Recently we had a very strange issue occur with a Dell VRTX, the system is a sub-two-year-old production chassis running two physical M620 server blades. One module is a physical Windows Domain Controller (DC) the second being Microsoft Hypervisor (HV) host. One day during routine administrative task we notice the DC was “not responding” correctly.
A very strange situation, the server was still serving requests for authentication and for DNS, but we were unable to login to the console, either via Remote Desktop, Remote Management Software, or via the Dell iDRAC (Dell Remote Access Card). It was very strange. The server did not respond to remote shutdown/restart commands, but yet seems to still be function part of the network, user where not experiencing any performance issue.
As a critical component of the network we held our breath and power cycled the server. Not a preferred method of recovery but since we had no other way of connecting to the server to gracefully reset the operating system, we rolled the dice and the server rebooted without issue.
In hind sight we should have sought out expertise at this point, but as a Managed Service Provider, the situation was resolved and other pressing issues immediately took the stage. Our thought at the time was, most likely and OS issue and resetting the server will correct the problem.
The Weirdness Returns
Needless to say, some days later, we have a reoccurring issue. Once again, power cycle, although this time once the server reboot we started to receive multiple log event with Active Directory errors, AD not syncing correctly and various other errors. We punted, pulled the server off-line, locked down the switch ports to ensure the server could not connect to the network, seize the FSMO roles, and rebuilt a virtual server as a secondary server for redundancy.
We called Dell Enterprise Support and the recommendation was to upgrade a myriad of drivers and firmware on the entire VRTX including Chassis, Main-Board, IOMINF, Shared PERC, Backplane, Physical Disks, iDRAC, Lifecycle Controllers, Broadcom, BIOS, PERC, UEFI Diagnostics, and Intergraded Switch, Dell had a list of firmware and drive updates which was extensive.
To Patch or Not to Patch
This brings us to the subject of this posting, when to patch and when not to patch. We have in the past taken a “if it not broken, don’t fix it” when it comes to firmware and drives on servers. If we start to experience an issue with a system then we start to look at what needs to be upgraded to bring the system up to current release standards.
So for example, we have a number of other servers which are stating there are firmware upgrades which need to be performed, but these servers are running and preforming without issue and the patches are minor. So we do not have a plan to update the firmware on these servers at this time.
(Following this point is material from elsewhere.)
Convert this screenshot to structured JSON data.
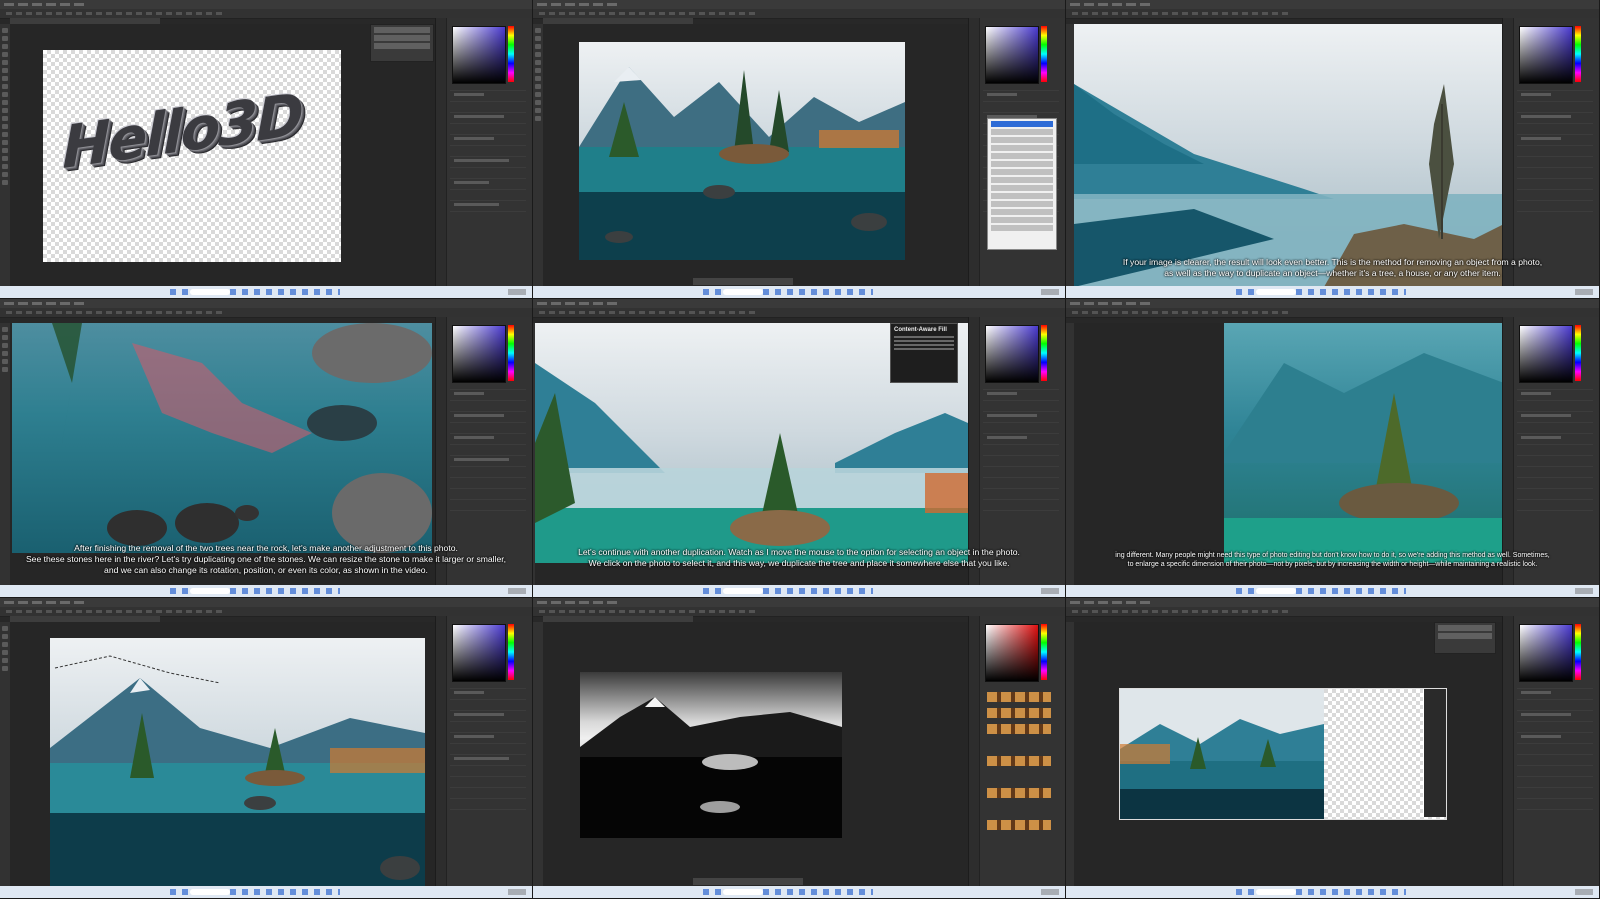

Now let me be clear, I am not referring to Microsoft Windows Updates, these are performed on a regular basis, we’re talking primarily about firmware and driver updates.
Newer technology requires more frequent updating
One of the things we are finding is if the server platform is “newer” there are more critical components which need to be updated and it is more important to stay on top of the most current firmware and drivers, than servers which have been released to market for some time. If the server has been released to customers for some time many of the initial bugs will be removed from the hardware components.
To bring back our VRTX example, this particular hardware installation was put into production when VRTX barely had a website available. Even our Dell support techs commiserated with us on the change to the standard operating procedure stating, “I know, normally I wouldn’t think that you’d need to do firmware patches this soon in the production life, but with the newness of the VRTX all of these firmware and driver updates are falling under the critical and recommended Updates category instead of optional.”
If it’s important, make sure it works
One final thought, the more complex and integration of the system the greater the need to stay current with firmware and drive releases. If you’re not actively patching, it’s at least important to be aware of the release notes and fixes present in each new release. The more important any given hardware system is in your environment, the more important it is to be stable.
So there’s no clear-cut answer on when to patch or even a clear and obvious schedule. A lot will depend on your personal business and more importantly on the type of hardware and importance of that hardware in your environment. But it pays to be aware of when updates are available and what issues they fix. If an update is recommended, there’s probably a reason. If it’s critical, it pays to complete the update in your next update cycle.
Hamlet image from the RSC production, 2008